Joseph Campbell had a fondness for threshold guardians. They were large and capable of igniting fear; they appeared to exist to stop the hero on his journey. Not true, Campbell said, assuring everyone. While those pesky threshold guardians did seem intimidating, they actually were the hero’s friend. It’s true that a guardian has a raised hand that clearly says "stop," but a well-prepared hero, one who understands the guardians and their purpose, will know there is another hand quietly waving him forward. The guardians do not exist to thwart any prepared hero; they serve to guard the entrance and keep away those who are not ready to cross the threshold. In today’s world agents function as threshold guardians.
For an entertaining but highly informative look at agents and their role in today’s current publishing world, take a look at David Milofsky’s article earlier this month at DenverPost.com. Milofsky is a novelist and professor of English at Colorado State University. The glossary at the end of the piece is a fun-but-all-too-easily true attempt to translate agent inquiry/manuscript-reply lingo. The Book Beat section includes quite a number of reviews and excerpts to wander through and read. For die-hard research and word-freaks, Milofsky’s also tackled the new O.E.D., and, in another article on November 7th, he tackled critics and their proper place in a review. Seems like they have a nice Book Beat section and perhaps it’s worthwhile to bookmark. You might check out the DenverPost’s Bloghouse, too.

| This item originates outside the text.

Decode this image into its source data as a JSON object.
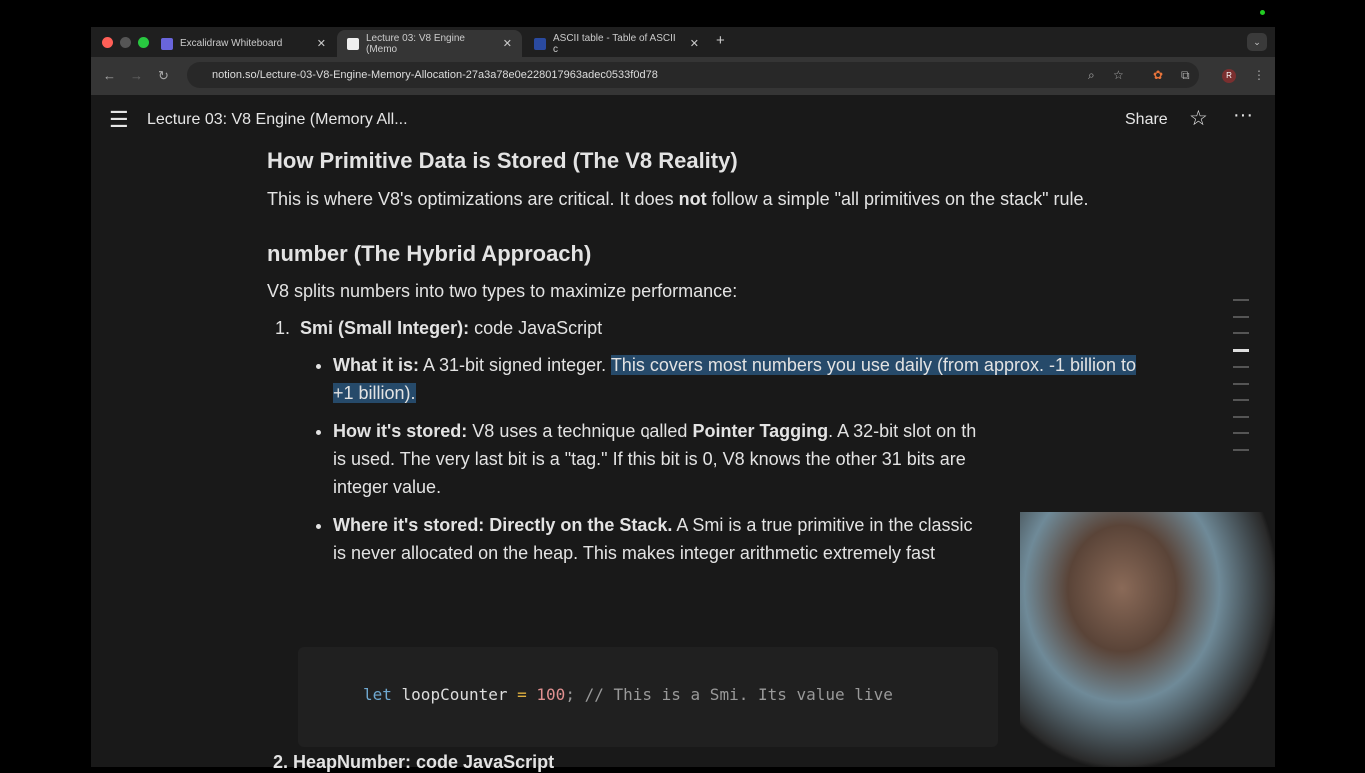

And, of course, this nicely brings me back to the subject of agents and my experience at Donald Maass’ workshop. More tomorrow.